Given Lebanon’s sectarian-based politics, it will likely “reproduce the political class and give it internal and international legitimacy”, said Rima Majed of the American University of Beirut.
“Maybe candidates from the opposition will clinch some seats, but I don’t think that there will be a change in the political scene,” said Majed, an expert in sectarianism and social movements.
Beirut voter Issam Ayyad, 70, put it more simply: “We will not be able to change.”
The small country’s political system has long distributed power among its religious communities, entrenching a ruling elite that has treated politics as a family business.
By convention, the Lebanese president is a Maronite Christian, the prime minister a Sunni Muslim, and the speaker of parliament a Shiite.
In the current parliament, the Shiite Hezbollah party and its allies, including the Christian Free Patriotic Movement, command a majority.
The system has held back the emergence of non-sectarian political parties and civil society representatives.
The elections will be the first since a youth-led protest movement broke out in October 2019 against a political class seen as inept, corrupt and responsible for a litany of woes, from power blackouts to piles of uncollected garbage.
The anger exploded into months of street rallies but lost momentum as the COVID-19 pandemic hit, together with a financial crash that the World Bank has labelled one of the world’s worst in modern times.
‘Game of loyalty’
Popular fury flared again after a huge stockpile of ammonium nitrate that had languished in a Beirut port warehouse for years exploded in August 2020, killing more than 200 people and devastating entire neighbourhoods.
Successive governments have since failed to chart a path out of Lebanon’s worst crisis since the 1975-1990 civil war that has sparked runaway inflation, deepened dire poverty and fuelled a mass exodus.
Where the Lebanese state has failed to provide basic services, traditional political leaders have tended to step in with their decades-old patronage networks - a trend more alive than ever during the current crisis.
“The elections are not meant to assess the performance of politicians,” said Majed. “They are more a game of loyalty to whoever provides... the most basic services.”
Public sector jobs have long been among the main handouts, but now fuel and cash assistance also feature high on the list, giving an advantage to established parties over new opposition groups that lack funds and foreign support.
While bolstered by the 2019 protest movement, new independent candidates have also failed to build a coherent front that could energise a dispirited electorate, observers say.
Nearly 44 per cent of eligible voters plan to abstain, according to a survey last month of more than 4,600 voters by British charity Oxfam.

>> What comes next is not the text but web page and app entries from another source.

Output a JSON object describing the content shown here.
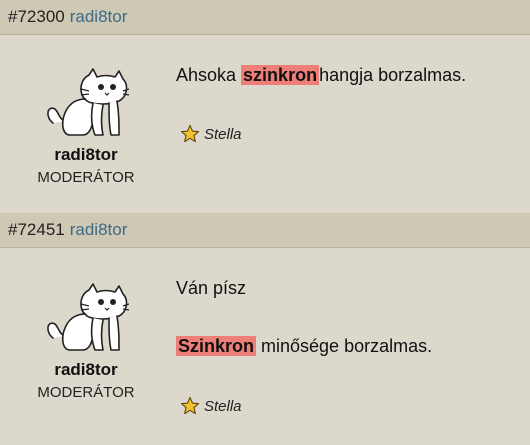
{
  "posts": [
    {
      "id": "#72300",
      "author": "radi8tor",
      "username": "radi8tor",
      "role": "MODERÁTOR",
      "lines": [
        {
          "before": "Ahsoka ",
          "highlight": "szinkron",
          "after": "hangja borzalmas."
        }
      ],
      "reaction_user": "Stella"
    },
    {
      "id": "#72451",
      "author": "radi8tor",
      "username": "radi8tor",
      "role": "MODERÁTOR",
      "lines": [
        {
          "text": "Ván písz"
        },
        {
          "highlight": "Szinkron",
          "after": " minősége borzalmas."
        }
      ],
      "reaction_user": "Stella"
    }
  ],
  "icons": {
    "avatar": "simons-cat-avatar",
    "reaction": "star-icon"
  },
  "colors": {
    "header_bg": "#cec8b5",
    "body_bg": "#ddd8cc",
    "author_link": "#3d6b86",
    "highlight": "#ee7f78",
    "star": "#f2c230"
  }
}
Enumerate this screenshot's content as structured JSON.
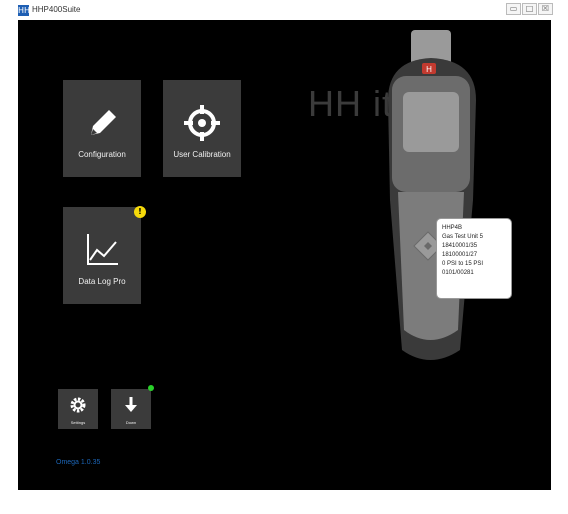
{
  "window": {
    "title": "HHP400Suite",
    "app_icon": "HH",
    "minimize_glyph": "▭",
    "maximize_glyph": "□",
    "close_glyph": "☒"
  },
  "watermark": "HH           ite",
  "tiles": {
    "configuration": {
      "label": "Configuration",
      "icon": "pencil-icon"
    },
    "user_calibration": {
      "label": "User Calibration",
      "icon": "crosshair-icon"
    },
    "data_log_pro": {
      "label": "Data Log Pro",
      "icon": "line-chart-icon",
      "badge": "!"
    },
    "settings": {
      "label": "Settings",
      "icon": "gear-icon"
    },
    "download": {
      "label": "Down",
      "icon": "download-arrow-icon"
    }
  },
  "device": {
    "logo": "H",
    "info_lines": [
      "HHP4B",
      "Gas Test Unit 5",
      "18410001/35",
      "18100001/27",
      "0 PSI to 15 PSI",
      "0101/00281"
    ]
  },
  "version_link": "Omega 1.0.35",
  "colors": {
    "background": "#000000",
    "tile": "#3b3b3b",
    "warning": "#f5d90a",
    "status_green": "#29d12a",
    "device_grip": "#7c7c7c"
  }
}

Polling expert Kamal Feghali said many voters had hoped the newcomers would run “with a unified list and programme” but said that instead their competing electoral lists “will scatter the vote”.
While independents will likely do slightly better than in 2018, when only one of them won a seat, said Feghali, the winner once more is likely to be Hezbollah, Lebanon’s biggest political and military force, and its allies.
Iran-backed Hezbollah, first formed as a resistance force against neighbour Israel, is now often described as a state within a state that is all-powerful in regions under its control.
Its pre-election intimidation tactics are “salient”, said Oxfam, warning that such behaviour tells voters “that change might be denied, and in turn might lead to either a reduction in turnout or a distortion in voting behaviour”.
In east Lebanon’s Bekaa Valley, three Shiite candidates were running on an anti-Hezbollah list but withdrew last month, despite the expiry of a legal deadline to do so.
The move stripped the anti-Hezbollah list of essential Shiite representation and was widely seen by local media as a result of pressure by the powerful movement.